_Your goal_: In the records that follow, find each line containing "type" and copy it.

*****

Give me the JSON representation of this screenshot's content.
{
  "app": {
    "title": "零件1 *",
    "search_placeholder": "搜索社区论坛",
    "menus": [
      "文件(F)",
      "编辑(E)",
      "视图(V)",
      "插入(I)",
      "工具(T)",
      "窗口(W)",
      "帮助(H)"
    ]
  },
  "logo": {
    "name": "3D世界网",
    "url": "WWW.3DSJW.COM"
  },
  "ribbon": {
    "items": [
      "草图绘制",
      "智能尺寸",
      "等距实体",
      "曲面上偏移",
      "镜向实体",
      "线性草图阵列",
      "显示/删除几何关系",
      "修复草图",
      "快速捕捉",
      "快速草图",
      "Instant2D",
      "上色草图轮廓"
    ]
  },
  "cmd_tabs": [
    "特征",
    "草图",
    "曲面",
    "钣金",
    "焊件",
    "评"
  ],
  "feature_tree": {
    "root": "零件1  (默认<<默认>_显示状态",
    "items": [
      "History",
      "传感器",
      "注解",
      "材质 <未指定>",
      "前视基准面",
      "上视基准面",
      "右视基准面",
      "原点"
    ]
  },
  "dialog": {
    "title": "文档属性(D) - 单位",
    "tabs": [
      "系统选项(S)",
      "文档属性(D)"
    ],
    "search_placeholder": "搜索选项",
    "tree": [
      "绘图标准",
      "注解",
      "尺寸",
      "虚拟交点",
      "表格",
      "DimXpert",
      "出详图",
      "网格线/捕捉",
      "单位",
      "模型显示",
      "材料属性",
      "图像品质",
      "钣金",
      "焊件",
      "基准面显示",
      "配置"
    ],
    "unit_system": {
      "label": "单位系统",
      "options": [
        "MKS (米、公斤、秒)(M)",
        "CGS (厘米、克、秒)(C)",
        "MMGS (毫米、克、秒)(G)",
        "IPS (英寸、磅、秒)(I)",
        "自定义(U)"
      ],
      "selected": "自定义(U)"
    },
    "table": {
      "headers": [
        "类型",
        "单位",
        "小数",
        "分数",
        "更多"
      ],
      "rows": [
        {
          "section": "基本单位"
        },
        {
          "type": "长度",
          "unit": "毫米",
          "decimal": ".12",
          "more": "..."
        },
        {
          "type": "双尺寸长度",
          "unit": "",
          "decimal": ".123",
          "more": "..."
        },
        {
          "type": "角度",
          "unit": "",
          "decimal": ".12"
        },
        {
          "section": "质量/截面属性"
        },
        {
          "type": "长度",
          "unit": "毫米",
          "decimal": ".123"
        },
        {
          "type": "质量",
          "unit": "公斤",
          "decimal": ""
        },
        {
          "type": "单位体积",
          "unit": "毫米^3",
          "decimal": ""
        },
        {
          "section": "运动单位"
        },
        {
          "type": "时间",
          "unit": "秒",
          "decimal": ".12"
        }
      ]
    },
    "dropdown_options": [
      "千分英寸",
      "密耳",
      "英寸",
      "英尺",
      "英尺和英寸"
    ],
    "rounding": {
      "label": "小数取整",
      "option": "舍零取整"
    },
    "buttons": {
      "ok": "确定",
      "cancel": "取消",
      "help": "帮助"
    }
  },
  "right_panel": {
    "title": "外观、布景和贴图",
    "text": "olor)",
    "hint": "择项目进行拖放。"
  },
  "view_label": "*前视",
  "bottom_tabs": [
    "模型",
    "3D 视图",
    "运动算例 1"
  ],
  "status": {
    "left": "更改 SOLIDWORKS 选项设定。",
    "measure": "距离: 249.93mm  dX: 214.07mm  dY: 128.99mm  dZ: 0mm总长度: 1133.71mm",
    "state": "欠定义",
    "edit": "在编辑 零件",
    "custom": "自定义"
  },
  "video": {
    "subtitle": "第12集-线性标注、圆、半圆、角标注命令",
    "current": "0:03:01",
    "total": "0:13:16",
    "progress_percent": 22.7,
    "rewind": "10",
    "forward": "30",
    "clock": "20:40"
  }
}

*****

_Task output_:
          "type": "长度",
          "type": "双尺寸长度",
          "type": "角度",
          "type": "长度",
          "type": "质量",
          "type": "单位体积",
          "type": "时间",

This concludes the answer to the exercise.